But this trend isn’t just something that has happened to me on a micro level, but we also see it at the macro level. In 2008, the “if you don’t like Obama it must be because he is black” and the “if you don’t like Hillary it must be because she is a woman” arguments further pushed the narrative that many liberals will throw out these labels when someone disagrees with them, without having any understanding as to why they do not support those candidates. We even saw the same thing during this election, with Clinton supporters criticizing Sanders for his support being “too white”. Some Democratic Party supporters have become so politically correct that it is now hurting them electorally. So, when you hear someone say that they do not like the “PC crowd” and that they like Trump “because he speaks his mind”, remember, many liberals created that backlash because they used these labels willy nilly without any regard for understanding someone’s point of view first.

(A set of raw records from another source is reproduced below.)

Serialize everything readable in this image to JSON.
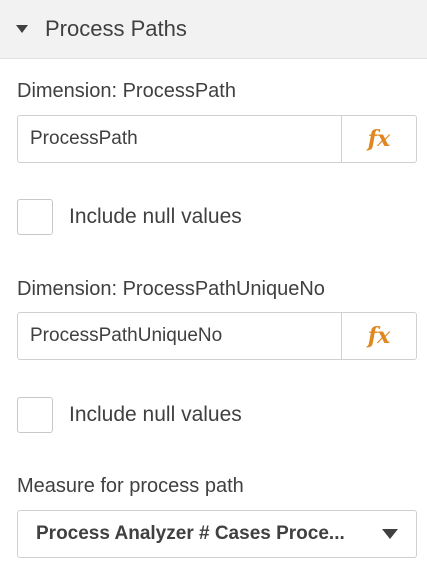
{
  "section": {
    "title": "Process Paths",
    "caret_icon": "caret-down-icon"
  },
  "dimension1": {
    "label": "Dimension: ProcessPath",
    "value": "ProcessPath",
    "fx_label": "fx",
    "null_label": "Include null values",
    "include_null": false
  },
  "dimension2": {
    "label": "Dimension: ProcessPathUniqueNo",
    "value": "ProcessPathUniqueNo",
    "fx_label": "fx",
    "null_label": "Include null values",
    "include_null": false
  },
  "measure": {
    "label": "Measure for process path",
    "selected": "Process Analyzer # Cases Proce..."
  },
  "colors": {
    "fx_accent": "#e0871f",
    "header_bg": "#f2f2f2",
    "text": "#404040"
  }
}
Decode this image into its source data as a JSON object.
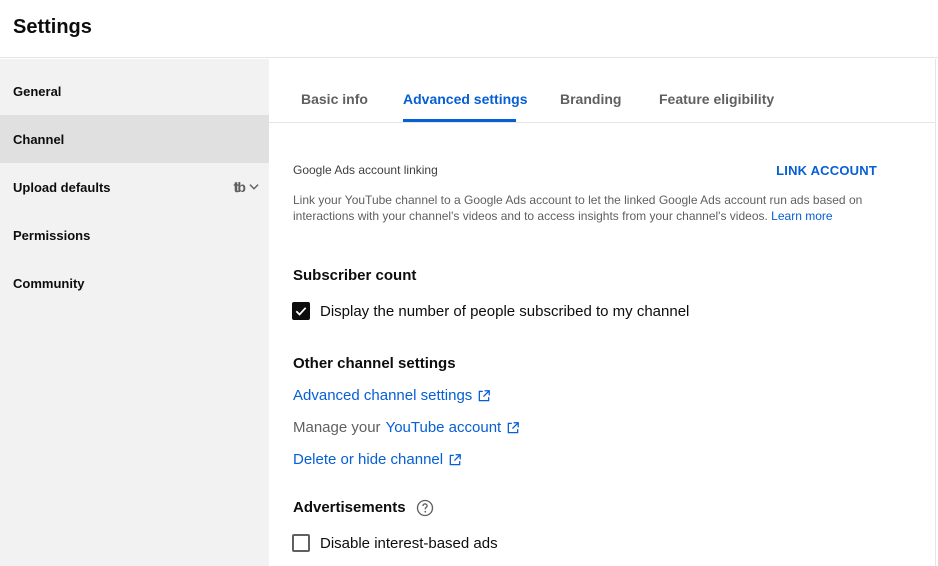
{
  "header": {
    "title": "Settings"
  },
  "sidebar": {
    "items": [
      {
        "label": "General"
      },
      {
        "label": "Channel"
      },
      {
        "label": "Upload defaults"
      },
      {
        "label": "Permissions"
      },
      {
        "label": "Community"
      }
    ],
    "active_index": 1
  },
  "tabs": {
    "items": [
      {
        "label": "Basic info"
      },
      {
        "label": "Advanced settings"
      },
      {
        "label": "Branding"
      },
      {
        "label": "Feature eligibility"
      }
    ],
    "active_index": 1
  },
  "ads": {
    "label": "Google Ads account linking",
    "link_account": "LINK ACCOUNT",
    "description": "Link your YouTube channel to a Google Ads account to let the linked Google Ads account run ads based on interactions with your channel's videos and to access insights from your channel's videos.",
    "learn_more": "Learn more"
  },
  "subscriber": {
    "title": "Subscriber count",
    "checkbox_label": "Display the number of people subscribed to my channel",
    "checked": true
  },
  "other": {
    "title": "Other channel settings",
    "advanced_link": "Advanced channel settings",
    "manage_prefix": "Manage your",
    "youtube_account_link": "YouTube account",
    "delete_link": "Delete or hide channel"
  },
  "advertisements": {
    "title": "Advertisements",
    "checkbox_label": "Disable interest-based ads",
    "checked": false
  },
  "colors": {
    "accent": "#065fd4",
    "sidebar_bg": "#f2f2f2",
    "sidebar_active_bg": "#e0e0e0"
  }
}
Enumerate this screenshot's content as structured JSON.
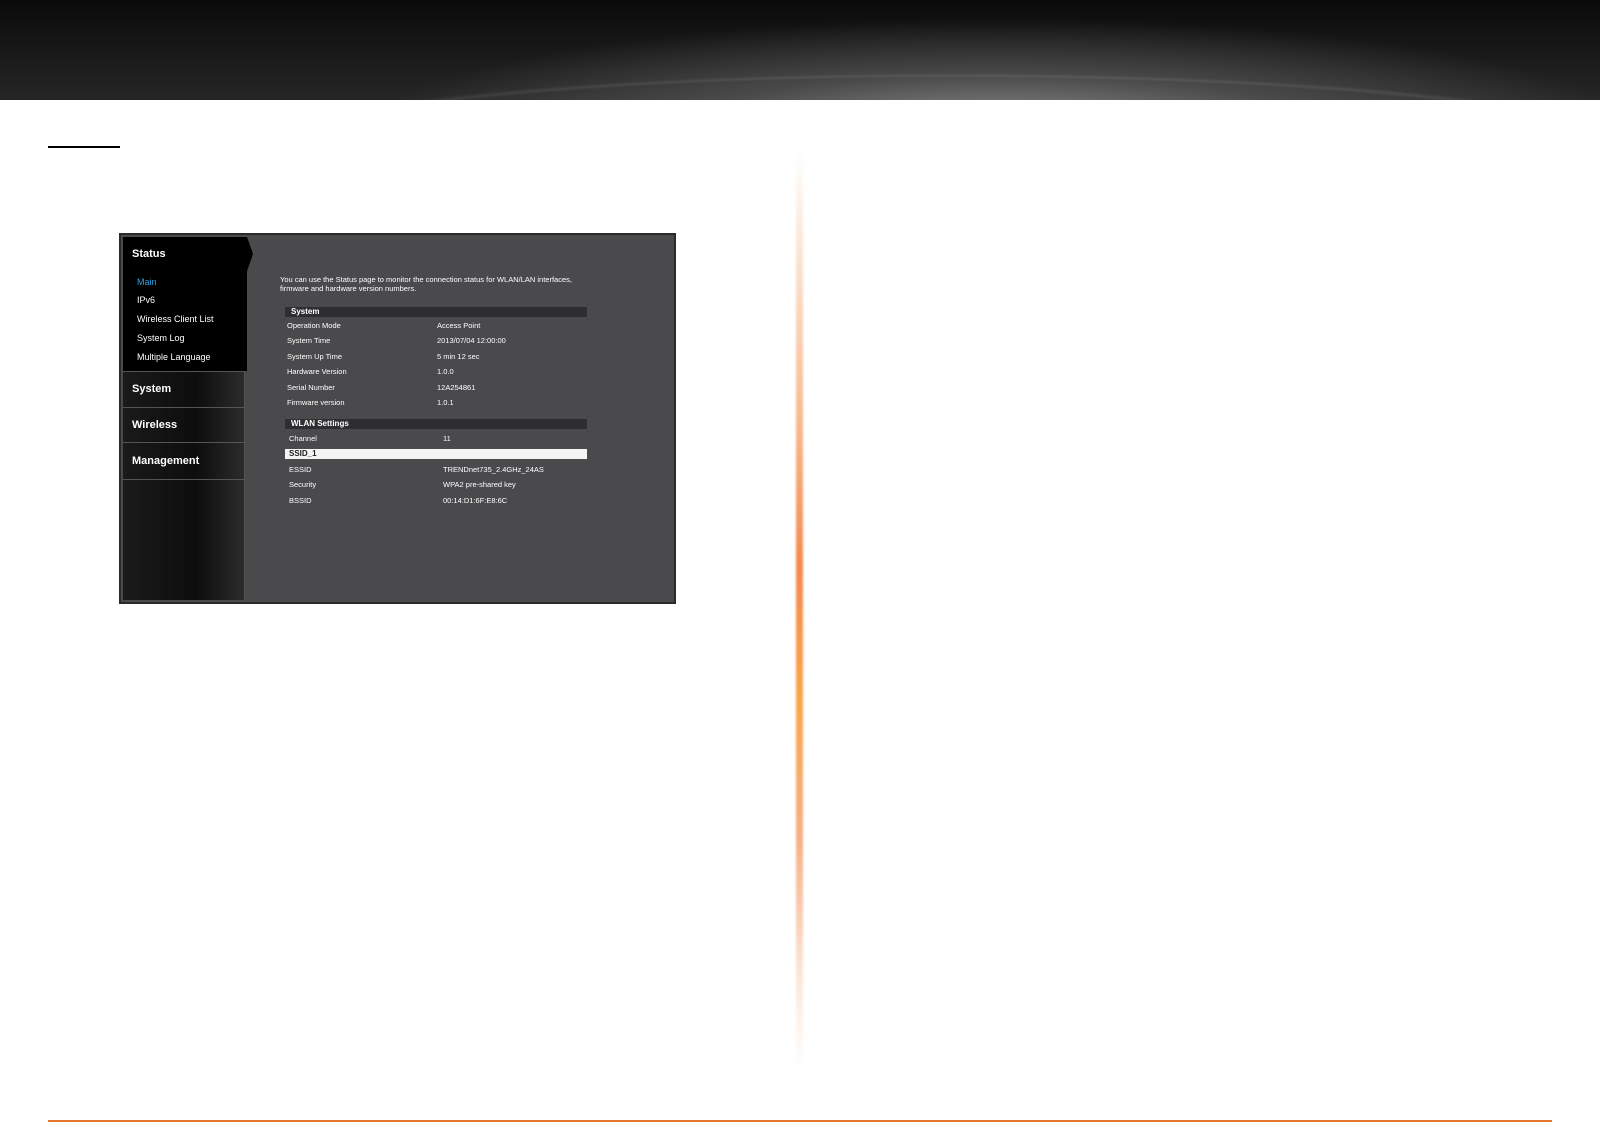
{
  "sidebar": {
    "status_title": "Status",
    "status_items": [
      "Main",
      "IPv6",
      "Wireless Client List",
      "System Log",
      "Multiple Language"
    ],
    "active_item": "Main",
    "sections": [
      "System",
      "Wireless",
      "Management"
    ]
  },
  "content": {
    "intro": "You can use the Status page to monitor the connection status for WLAN/LAN interfaces, firmware and hardware version numbers.",
    "system_header": "System",
    "system_rows": [
      {
        "label": "Operation Mode",
        "value": "Access Point"
      },
      {
        "label": "System Time",
        "value": "2013/07/04 12:00:00"
      },
      {
        "label": "System Up Time",
        "value": "5 min 12 sec"
      },
      {
        "label": "Hardware Version",
        "value": "1.0.0"
      },
      {
        "label": "Serial Number",
        "value": "12A254861"
      },
      {
        "label": "Firmware version",
        "value": "1.0.1"
      }
    ],
    "wlan_header": "WLAN Settings",
    "channel": {
      "label": "Channel",
      "value": "11"
    },
    "ssid_header": "SSID_1",
    "ssid_rows": [
      {
        "label": "ESSID",
        "value": "TRENDnet735_2.4GHz_24AS"
      },
      {
        "label": "Security",
        "value": "WPA2 pre-shared key"
      },
      {
        "label": "BSSID",
        "value": "00:14:D1:6F:E8:6C"
      }
    ]
  },
  "colors": {
    "accent": "#e8762d",
    "active_link": "#2aa2e6",
    "panel": "#4a4a4d"
  }
}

Shortly after the 2008 election, I regretted my vote. The birther movement had started and Lou Dobbs was fully on board. I have never listened to Dobbs since, and do consider him a racist because of the birther movement. Donald Trump continued the racist and xenophobic bandwagon. In Trump’s famous “Mexicans are murderers” speech, he wasn’t hiding his xenophobic tendencies. The rhetoric in this election from the Trump side has been filled with hate, since he had no problem whatsoever talking about squashing the constitutional rights of certain ethnic and religious groups, as well as women.
Still, do I feel marginalized in the Democratic Party because of this backlash? Yes. Is that a reason why I had considered switching parties in 2014 because of this backlash? Yes, though I am still more liberal than conservative on most issues. However, when Donald Trump appeared on stage and starting spewing his hateful rhetoric, it made me realize that I am a strong Democrat, and that I could never be a Republican. Election Day solidified that point of view when the Republican voters overwhelmingly approved his rhetoric, and the Republican politicians lined up and supported their new president-elect.
Even with this being the case, I am still very conservative when it comes to immigration. However, I am one of only a few white Democrats out there that feels that this is not the issue of the campaign. I don’t think that the main issue is “why did the white working class vote for Trump”. I feel that the biggest issue is “why was Trump’s hateful rhetoric not an automatic disqualifying factor for these voters”? For me, it was an absolute deal-breaker, no question. As soon as Trump won the Republican nomination, I donated to Clinton’s campaign. Therefore, in the post-election analysis, I feel the major problem facing the nation is racial divide, and we need to figure out how to heal the nation.
But since we are talking about white working class voters, we should ask why this all happened. Since activist liberals read this website, I point the finger at some of you. How often have you thrown around the word “racist” or “sexist” during a political debate? Do you feel by throwing out those words you somehow won the argument? In reality all you have done is satisfied yourself. On the other hand, you have just insulted someone who might have a differing opinion, and have now pushed them further from supporting Democrats or liberals in the future.
Do I expect backlash from this article? Yes. Do I think that people will respond in the exact way that I have criticized? Yes. Therefore, don’t look at only Donald Trump’s rhetoric, but maybe go to the mirror and look at yourself.